** Exercise **
Copies of all lines containing the string "picUrl" are needed from the data below.
━━━ Records shown
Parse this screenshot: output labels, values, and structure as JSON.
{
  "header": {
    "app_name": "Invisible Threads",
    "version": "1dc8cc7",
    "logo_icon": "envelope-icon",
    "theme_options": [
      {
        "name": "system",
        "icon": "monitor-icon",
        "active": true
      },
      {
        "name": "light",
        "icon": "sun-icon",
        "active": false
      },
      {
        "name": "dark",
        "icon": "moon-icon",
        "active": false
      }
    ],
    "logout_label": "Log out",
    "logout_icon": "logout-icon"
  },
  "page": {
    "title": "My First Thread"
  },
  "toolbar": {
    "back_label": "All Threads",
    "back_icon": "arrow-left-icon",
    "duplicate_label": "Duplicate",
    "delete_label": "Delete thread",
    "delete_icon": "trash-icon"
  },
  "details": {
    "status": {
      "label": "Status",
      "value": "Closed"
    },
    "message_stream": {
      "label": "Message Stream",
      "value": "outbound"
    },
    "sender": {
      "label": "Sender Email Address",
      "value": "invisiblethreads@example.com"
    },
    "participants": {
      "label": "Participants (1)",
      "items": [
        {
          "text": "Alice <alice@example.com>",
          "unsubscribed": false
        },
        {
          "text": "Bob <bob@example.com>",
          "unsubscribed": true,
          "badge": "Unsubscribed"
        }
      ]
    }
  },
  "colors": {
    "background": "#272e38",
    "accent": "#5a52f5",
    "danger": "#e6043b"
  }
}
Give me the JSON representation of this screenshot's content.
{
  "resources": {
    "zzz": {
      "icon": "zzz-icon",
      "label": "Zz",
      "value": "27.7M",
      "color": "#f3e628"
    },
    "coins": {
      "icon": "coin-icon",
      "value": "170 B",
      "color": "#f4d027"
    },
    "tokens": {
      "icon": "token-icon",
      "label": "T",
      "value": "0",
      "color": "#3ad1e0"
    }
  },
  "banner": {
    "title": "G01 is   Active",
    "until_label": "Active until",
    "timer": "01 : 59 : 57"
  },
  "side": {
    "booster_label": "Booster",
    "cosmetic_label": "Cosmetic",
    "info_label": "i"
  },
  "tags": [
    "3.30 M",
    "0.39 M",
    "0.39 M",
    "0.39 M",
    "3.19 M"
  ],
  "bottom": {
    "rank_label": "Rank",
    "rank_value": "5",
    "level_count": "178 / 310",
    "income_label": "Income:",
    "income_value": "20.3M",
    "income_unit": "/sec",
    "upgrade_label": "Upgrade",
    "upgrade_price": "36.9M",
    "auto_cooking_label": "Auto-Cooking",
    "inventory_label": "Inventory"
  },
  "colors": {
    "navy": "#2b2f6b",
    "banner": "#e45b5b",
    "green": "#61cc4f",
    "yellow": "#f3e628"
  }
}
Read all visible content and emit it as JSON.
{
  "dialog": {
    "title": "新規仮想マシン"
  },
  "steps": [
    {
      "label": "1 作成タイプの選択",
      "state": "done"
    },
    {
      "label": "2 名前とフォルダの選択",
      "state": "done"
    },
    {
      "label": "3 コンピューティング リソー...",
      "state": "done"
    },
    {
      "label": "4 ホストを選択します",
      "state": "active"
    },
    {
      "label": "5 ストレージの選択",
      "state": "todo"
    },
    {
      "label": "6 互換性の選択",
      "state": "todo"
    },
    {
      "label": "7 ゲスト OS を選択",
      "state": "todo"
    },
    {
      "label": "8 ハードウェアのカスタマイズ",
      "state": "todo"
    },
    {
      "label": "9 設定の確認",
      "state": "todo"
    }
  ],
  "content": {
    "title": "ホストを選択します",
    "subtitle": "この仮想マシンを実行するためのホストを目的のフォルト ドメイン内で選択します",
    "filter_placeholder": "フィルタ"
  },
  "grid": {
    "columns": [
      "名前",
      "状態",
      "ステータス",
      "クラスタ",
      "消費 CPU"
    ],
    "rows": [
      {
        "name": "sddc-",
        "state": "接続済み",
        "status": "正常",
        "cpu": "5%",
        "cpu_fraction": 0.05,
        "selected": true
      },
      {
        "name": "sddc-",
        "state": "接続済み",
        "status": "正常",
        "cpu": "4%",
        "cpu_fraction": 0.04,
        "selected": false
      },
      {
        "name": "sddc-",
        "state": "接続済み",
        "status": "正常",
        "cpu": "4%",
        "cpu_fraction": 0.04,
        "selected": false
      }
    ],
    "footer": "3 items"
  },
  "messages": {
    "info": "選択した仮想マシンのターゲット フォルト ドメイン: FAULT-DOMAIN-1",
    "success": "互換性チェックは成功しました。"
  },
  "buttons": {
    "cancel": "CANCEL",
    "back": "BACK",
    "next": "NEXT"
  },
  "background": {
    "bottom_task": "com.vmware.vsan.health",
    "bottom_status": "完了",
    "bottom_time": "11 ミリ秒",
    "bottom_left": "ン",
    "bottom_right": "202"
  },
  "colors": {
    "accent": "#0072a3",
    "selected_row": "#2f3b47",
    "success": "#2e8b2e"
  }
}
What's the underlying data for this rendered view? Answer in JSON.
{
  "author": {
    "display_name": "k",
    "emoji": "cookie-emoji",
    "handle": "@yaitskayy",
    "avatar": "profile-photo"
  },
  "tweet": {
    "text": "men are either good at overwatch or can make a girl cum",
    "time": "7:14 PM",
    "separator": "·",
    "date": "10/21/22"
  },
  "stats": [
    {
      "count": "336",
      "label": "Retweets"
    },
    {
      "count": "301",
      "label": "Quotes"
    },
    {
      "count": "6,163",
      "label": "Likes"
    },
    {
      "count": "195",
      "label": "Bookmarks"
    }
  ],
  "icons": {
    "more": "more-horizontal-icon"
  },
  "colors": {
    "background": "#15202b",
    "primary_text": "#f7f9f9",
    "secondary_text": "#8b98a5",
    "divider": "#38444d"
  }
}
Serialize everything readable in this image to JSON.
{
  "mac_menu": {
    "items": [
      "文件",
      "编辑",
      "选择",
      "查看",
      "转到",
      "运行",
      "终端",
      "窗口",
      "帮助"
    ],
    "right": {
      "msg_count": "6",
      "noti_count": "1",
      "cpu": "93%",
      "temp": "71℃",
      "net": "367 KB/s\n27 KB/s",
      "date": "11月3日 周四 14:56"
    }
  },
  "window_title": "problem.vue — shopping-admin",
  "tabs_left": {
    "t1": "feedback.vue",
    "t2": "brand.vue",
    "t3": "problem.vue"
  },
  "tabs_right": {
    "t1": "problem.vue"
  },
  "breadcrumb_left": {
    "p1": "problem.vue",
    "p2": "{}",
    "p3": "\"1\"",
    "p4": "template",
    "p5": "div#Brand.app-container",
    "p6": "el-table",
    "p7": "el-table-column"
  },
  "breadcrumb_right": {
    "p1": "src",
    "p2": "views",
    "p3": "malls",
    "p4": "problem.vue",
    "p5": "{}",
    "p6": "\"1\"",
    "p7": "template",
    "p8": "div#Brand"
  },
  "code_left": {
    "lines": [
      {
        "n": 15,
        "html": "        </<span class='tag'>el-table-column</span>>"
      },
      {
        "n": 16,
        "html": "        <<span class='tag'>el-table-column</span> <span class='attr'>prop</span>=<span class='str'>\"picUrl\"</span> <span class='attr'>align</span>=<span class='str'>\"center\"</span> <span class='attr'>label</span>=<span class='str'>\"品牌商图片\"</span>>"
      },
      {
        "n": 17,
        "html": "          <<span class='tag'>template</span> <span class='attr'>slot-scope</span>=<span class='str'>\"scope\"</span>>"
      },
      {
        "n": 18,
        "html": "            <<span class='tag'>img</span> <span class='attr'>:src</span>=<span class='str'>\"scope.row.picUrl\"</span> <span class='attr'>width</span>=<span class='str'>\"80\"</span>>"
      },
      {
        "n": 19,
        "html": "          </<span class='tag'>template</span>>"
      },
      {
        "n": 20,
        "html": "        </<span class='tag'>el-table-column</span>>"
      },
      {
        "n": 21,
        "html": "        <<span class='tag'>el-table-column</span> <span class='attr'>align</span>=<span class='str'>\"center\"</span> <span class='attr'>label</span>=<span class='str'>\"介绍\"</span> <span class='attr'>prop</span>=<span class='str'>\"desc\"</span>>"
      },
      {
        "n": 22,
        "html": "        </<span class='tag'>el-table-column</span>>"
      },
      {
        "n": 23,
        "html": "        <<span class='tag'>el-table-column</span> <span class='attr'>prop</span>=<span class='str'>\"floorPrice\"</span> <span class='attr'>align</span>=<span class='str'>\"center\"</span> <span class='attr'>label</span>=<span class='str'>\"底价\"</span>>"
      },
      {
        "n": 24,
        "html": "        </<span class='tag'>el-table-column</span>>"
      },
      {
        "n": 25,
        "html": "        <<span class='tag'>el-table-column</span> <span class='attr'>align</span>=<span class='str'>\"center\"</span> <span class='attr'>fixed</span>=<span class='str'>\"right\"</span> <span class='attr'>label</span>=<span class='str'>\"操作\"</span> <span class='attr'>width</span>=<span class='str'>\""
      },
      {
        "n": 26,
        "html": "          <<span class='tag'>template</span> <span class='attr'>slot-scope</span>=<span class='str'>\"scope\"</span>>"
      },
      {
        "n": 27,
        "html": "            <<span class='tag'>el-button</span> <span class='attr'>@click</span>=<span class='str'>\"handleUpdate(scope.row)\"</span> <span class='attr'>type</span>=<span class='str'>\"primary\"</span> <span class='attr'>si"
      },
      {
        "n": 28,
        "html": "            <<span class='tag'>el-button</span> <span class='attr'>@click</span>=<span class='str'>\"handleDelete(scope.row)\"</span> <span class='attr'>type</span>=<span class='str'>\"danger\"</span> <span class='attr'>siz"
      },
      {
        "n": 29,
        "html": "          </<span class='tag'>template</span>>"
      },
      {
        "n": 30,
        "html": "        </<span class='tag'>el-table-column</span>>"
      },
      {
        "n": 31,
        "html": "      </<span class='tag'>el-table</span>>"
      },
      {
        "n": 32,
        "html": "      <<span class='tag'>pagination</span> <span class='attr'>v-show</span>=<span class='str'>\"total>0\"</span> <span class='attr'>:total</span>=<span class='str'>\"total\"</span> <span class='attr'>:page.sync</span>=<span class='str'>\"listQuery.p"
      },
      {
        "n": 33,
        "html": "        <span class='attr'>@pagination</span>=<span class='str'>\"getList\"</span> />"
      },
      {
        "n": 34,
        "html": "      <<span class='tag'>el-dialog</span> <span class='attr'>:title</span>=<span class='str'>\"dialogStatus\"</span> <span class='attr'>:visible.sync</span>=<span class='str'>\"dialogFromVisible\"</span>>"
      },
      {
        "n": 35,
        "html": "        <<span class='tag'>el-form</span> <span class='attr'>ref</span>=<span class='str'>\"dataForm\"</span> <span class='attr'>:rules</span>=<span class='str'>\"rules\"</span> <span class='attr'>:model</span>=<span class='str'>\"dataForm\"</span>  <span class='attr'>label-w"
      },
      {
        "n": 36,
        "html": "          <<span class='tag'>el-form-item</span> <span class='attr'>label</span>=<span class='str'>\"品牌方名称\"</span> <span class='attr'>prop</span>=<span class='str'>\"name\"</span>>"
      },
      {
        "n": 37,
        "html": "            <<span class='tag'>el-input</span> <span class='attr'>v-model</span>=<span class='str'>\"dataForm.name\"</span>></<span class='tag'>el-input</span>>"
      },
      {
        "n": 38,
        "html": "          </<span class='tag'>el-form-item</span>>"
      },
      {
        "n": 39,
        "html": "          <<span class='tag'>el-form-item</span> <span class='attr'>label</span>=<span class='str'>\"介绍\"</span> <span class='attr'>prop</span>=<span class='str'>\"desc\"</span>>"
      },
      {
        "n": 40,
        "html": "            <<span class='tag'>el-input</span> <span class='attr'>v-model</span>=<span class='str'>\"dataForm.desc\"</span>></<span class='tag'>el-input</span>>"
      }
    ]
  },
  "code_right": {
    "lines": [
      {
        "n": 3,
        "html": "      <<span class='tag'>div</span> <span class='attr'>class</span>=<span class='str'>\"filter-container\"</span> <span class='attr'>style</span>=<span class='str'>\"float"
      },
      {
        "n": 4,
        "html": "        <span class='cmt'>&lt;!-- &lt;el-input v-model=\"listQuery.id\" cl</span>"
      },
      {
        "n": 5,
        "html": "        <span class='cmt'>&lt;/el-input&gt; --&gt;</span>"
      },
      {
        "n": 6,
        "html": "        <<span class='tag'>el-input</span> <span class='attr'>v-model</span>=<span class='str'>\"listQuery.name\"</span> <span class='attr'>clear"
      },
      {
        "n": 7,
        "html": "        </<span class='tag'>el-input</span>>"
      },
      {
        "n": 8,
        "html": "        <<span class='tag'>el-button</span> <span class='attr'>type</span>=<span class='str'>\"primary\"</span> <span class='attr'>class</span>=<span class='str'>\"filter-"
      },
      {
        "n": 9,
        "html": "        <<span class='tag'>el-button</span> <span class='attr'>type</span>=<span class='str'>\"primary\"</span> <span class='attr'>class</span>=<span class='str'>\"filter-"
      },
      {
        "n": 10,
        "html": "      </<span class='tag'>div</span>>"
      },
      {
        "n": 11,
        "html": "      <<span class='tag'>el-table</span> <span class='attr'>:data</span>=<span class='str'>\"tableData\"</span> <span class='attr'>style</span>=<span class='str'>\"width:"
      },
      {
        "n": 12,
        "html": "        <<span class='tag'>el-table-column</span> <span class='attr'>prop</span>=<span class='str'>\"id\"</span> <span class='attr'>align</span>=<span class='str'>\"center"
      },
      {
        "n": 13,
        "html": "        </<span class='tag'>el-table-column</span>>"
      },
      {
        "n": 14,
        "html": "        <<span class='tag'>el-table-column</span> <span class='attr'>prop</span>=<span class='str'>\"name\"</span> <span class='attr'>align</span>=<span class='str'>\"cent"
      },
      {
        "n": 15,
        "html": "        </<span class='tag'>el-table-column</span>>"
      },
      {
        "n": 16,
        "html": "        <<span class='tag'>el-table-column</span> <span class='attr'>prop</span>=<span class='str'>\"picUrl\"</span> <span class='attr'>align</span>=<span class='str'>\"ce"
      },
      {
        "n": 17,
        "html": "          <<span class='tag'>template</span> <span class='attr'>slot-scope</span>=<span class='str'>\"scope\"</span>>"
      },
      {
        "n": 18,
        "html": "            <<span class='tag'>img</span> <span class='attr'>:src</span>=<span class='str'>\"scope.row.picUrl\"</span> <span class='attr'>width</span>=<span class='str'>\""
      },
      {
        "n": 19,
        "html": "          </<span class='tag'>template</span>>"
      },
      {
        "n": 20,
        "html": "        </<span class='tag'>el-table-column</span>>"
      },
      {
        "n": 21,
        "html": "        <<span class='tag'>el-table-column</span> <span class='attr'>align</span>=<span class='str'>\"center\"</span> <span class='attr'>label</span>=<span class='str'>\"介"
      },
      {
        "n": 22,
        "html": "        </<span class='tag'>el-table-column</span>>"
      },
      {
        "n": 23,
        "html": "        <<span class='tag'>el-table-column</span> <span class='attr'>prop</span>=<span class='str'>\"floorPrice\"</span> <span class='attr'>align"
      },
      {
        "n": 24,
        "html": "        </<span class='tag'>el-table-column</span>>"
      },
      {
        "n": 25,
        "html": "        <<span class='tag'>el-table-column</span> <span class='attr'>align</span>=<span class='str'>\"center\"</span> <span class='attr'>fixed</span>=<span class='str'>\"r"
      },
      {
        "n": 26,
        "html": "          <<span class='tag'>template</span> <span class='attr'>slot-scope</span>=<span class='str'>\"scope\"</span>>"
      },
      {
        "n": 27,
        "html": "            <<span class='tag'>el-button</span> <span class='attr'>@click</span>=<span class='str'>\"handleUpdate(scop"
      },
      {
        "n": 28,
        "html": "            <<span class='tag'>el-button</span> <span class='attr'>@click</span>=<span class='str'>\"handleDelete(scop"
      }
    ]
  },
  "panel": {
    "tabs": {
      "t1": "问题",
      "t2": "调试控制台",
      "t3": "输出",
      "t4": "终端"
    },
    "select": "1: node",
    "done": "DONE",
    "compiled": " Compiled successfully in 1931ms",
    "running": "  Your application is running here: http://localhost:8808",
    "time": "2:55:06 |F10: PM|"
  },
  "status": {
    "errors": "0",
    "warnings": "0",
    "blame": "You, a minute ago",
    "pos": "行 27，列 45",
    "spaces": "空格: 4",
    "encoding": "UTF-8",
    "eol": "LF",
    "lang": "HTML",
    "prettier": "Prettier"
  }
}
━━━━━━
** Response to this exercise **
        "html": "        <<span class='tag'>el-table-column</span> <span class='attr'>prop</span>=<span class='str'>\"picUrl\"</span> <span class='attr'>align</span>=<span class='str'>\"center\"</span> <span class='attr'>label</span>=<span class='str'>\"品牌商图片\"</span>>"
        "html": "            <<span class='tag'>img</span> <span class='attr'>:src</span>=<span class='str'>\"scope.row.picUrl\"</span> <span class='attr'>width</span>=<span class='str'>\"80\"</span>>"
        "html": "        <<span class='tag'>el-table-column</span> <span class='attr'>prop</span>=<span class='str'>\"picUrl\"</span> <span class='attr'>align</span>=<span class='str'>\"ce"
        "html": "            <<span class='tag'>img</span> <span class='attr'>:src</span>=<span class='str'>\"scope.row.picUrl\"</span> <span class='attr'>width</span>=<span class='str'>\""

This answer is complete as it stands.